By Library Staff

Haskell is a professor of biology at the University of the South.  He undertook the project of quietly visiting one square meter of ground in an old growth forest in Tennessee almost daily for a year.  He spent hours at a time letting all his senses experience what was there in what he called the “mandala”, a Sanskrit word for “community”.  What’s so marvelous about his book is that he took particularities of time and place and made them universal.  When a deer came within inches of him from behind, he wrote a chapter about the importance of large herbivores doing what we currently call “overbrowsing” the forest.

Haskell wrote of the fascinating biology of everything from snails to shrews to mosquitos to himself.  What exactly happens if a human being takes off almost all his clothes when it’s below freezing?  Well, it’s not good for the human–that section seemed to disturb the River Action Environmental Book Club the most.  Why would he do that?  I suppose because he’s such an avid scientist, he’s willing to experiment on himself.  He just had that urge to know what it felt like firsthand.

He was right in there in warmer weather too, lying in the leaves with a handheld magnifying lens, studying all the insects and lichens, anything that turned up in that square meter–even golf balls!  Then he had this existential battle: “…should I remove the balls or leave them nestled in place? Removing them would break my rule about not meddling in the mandala. But taking them away would restore the mandala to a more natural state and might make room for another wildflower or fern.”  He constructs intricate elegant arguments for both sides.

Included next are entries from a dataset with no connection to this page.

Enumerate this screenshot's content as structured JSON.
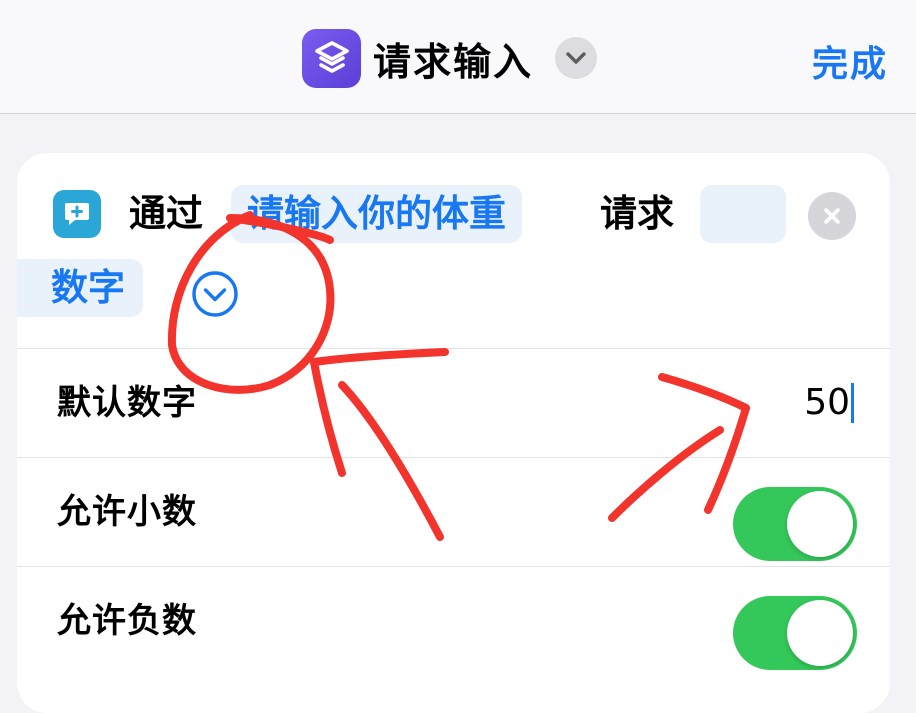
{
  "navbar": {
    "title": "请求输入",
    "done_label": "完成"
  },
  "action": {
    "prefix": "通过",
    "prompt_token": "请输入你的体重",
    "middle": "请求",
    "empty_token": "",
    "input_type_token": "数字"
  },
  "settings": {
    "default_number": {
      "label": "默认数字",
      "value": "50"
    },
    "allow_decimals": {
      "label": "允许小数",
      "enabled": true
    },
    "allow_negatives": {
      "label": "允许负数",
      "enabled": true
    }
  },
  "colors": {
    "accent": "#1877f2",
    "toggle_on": "#34c759",
    "annotation": "#f2342c",
    "shortcuts_icon": "#6a4ce6",
    "ask_icon": "#2aa7d6"
  },
  "icons": {
    "app": "shortcuts-icon",
    "title_menu": "chevron-down-icon",
    "action": "message-plus-icon",
    "clear": "close-icon",
    "expand": "chevron-down-circle-icon"
  }
}
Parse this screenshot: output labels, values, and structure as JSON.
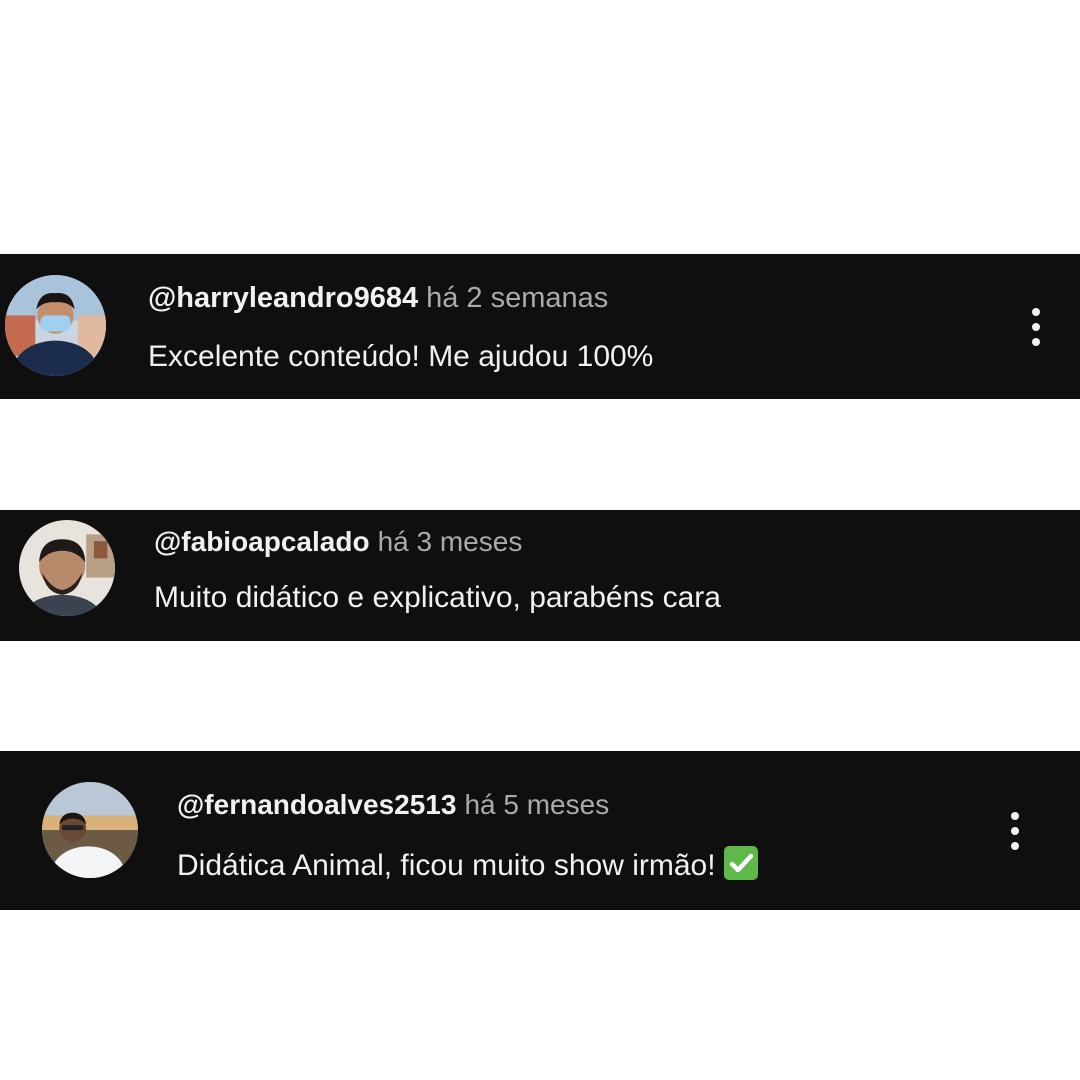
{
  "comments": [
    {
      "handle": "@harryleandro9684",
      "time": "há 2 semanas",
      "text": "Excelente conteúdo! Me ajudou 100%",
      "avatar_icon": "avatar-photo",
      "menu_icon": "more-vertical-icon"
    },
    {
      "handle": "@fabioapcalado",
      "time": "há 3 meses",
      "text": "Muito didático e explicativo, parabéns cara",
      "avatar_icon": "avatar-photo"
    },
    {
      "handle": "@fernandoalves2513",
      "time": "há 5 meses",
      "text": "Didática Animal, ficou muito show irmão!",
      "emoji": "check-mark-button-emoji",
      "avatar_icon": "avatar-photo",
      "menu_icon": "more-vertical-icon"
    }
  ],
  "colors": {
    "background": "#ffffff",
    "comment_bg": "#0f0f0f",
    "primary_text": "#f1f1f1",
    "secondary_text": "#aaaaaa",
    "check_green": "#5fb84a"
  }
}
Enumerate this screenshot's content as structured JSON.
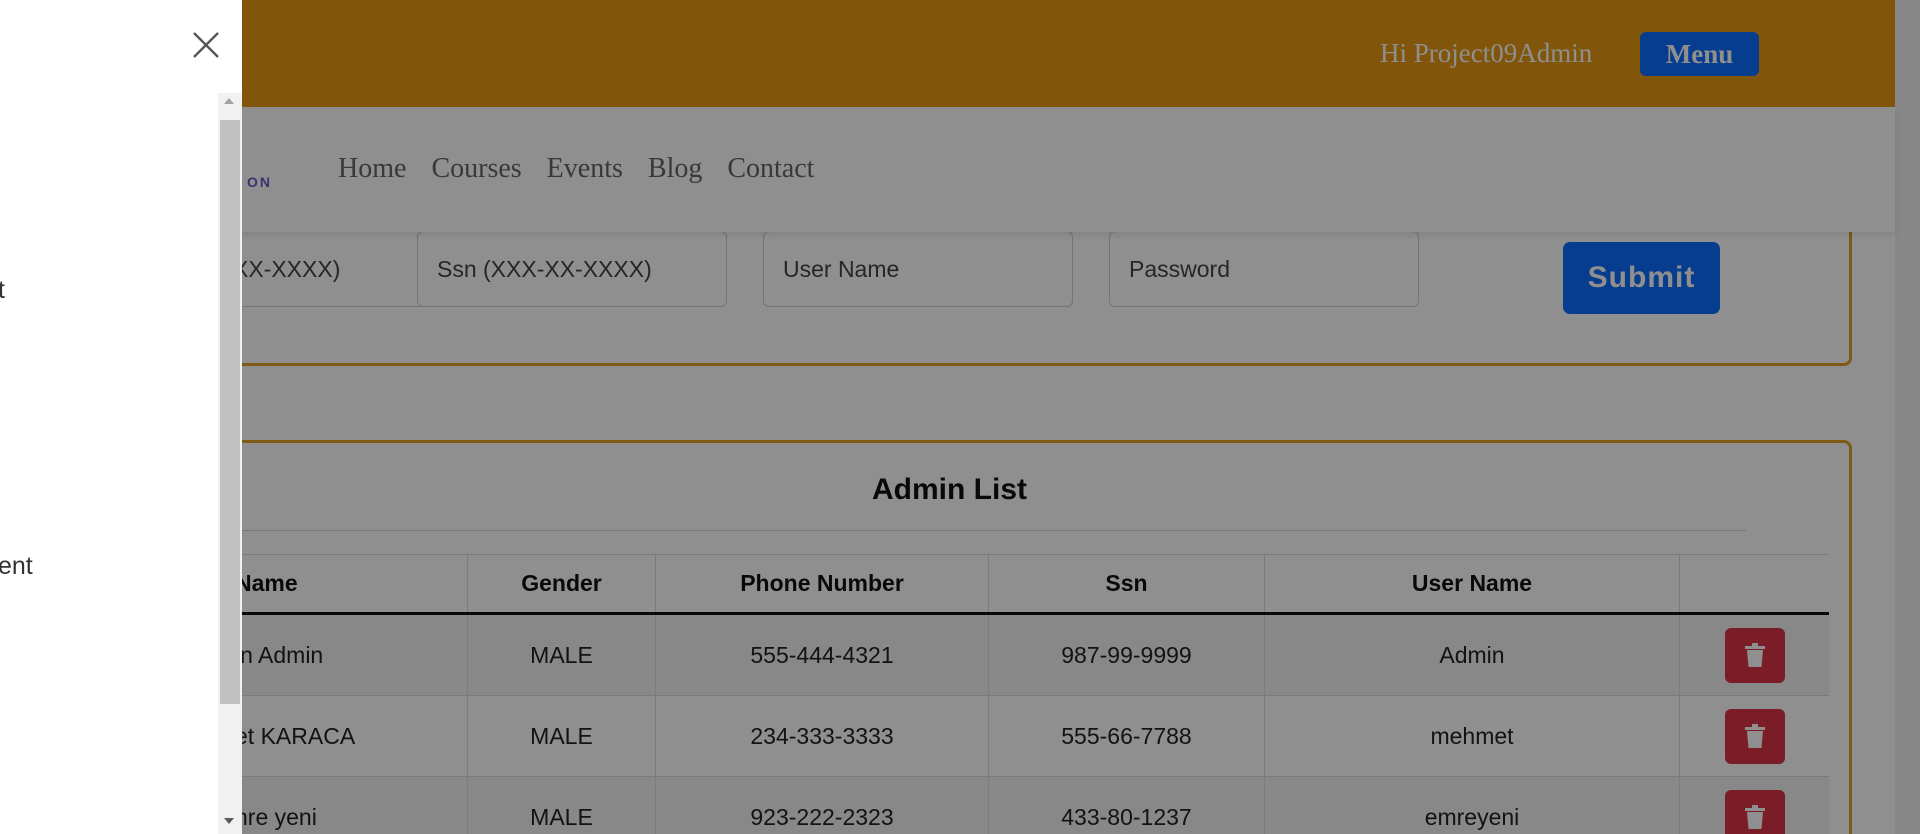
{
  "header": {
    "greeting": "Hi Project09Admin",
    "menu_label": "Menu"
  },
  "navbar": {
    "brand_fragment": "ON",
    "links": [
      "Home",
      "Courses",
      "Events",
      "Blog",
      "Contact"
    ]
  },
  "form": {
    "phone_placeholder_visible": "XX-XXXX)",
    "ssn_placeholder": "Ssn (XXX-XX-XXXX)",
    "username_placeholder": "User Name",
    "password_placeholder": "Password",
    "submit_label": "Submit"
  },
  "admin_list": {
    "title": "Admin List",
    "columns": [
      "Name",
      "Gender",
      "Phone Number",
      "Ssn",
      "User Name",
      ""
    ],
    "rows": [
      {
        "name": "in Admin",
        "gender": "MALE",
        "phone": "555-444-4321",
        "ssn": "987-99-9999",
        "username": "Admin"
      },
      {
        "name": "et KARACA",
        "gender": "MALE",
        "phone": "234-333-3333",
        "ssn": "555-66-7788",
        "username": "mehmet"
      },
      {
        "name": "nre yeni",
        "gender": "MALE",
        "phone": "923-222-2323",
        "ssn": "433-80-1237",
        "username": "emreyeni"
      }
    ]
  },
  "drawer": {
    "items": [
      "t",
      "ent"
    ]
  },
  "colors": {
    "header_bg": "#e89a13",
    "primary_button": "#0d6efd",
    "danger_button": "#dc3545",
    "card_border": "#e0a024"
  },
  "icons": {
    "close": "close-icon",
    "delete": "trash-icon"
  }
}
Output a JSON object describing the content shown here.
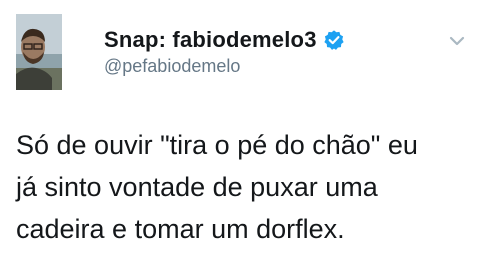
{
  "tweet": {
    "display_name": "Snap: fabiodemelo3",
    "handle": "@pefabiodemelo",
    "verified": true,
    "text": "Só de ouvir \"tira o pé do chão\" eu\njá sinto vontade de puxar uma\ncadeira e tomar um dorflex.",
    "icons": {
      "verified": "verified-badge-icon",
      "menu": "chevron-down-icon"
    },
    "colors": {
      "verified_badge": "#1da1f2",
      "handle": "#657786",
      "text": "#14171a",
      "chevron": "#aab8c2"
    }
  }
}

Haskell’s writing is linguistically poetic and scientifically precise.  His goal is to have compassion for everything in existence, because everything has its interlocking, overlapping place in the cycle of life and it’s ultimately beautiful–every bit of it.  A wonderful book for appreciating the world around us, seen and unseen.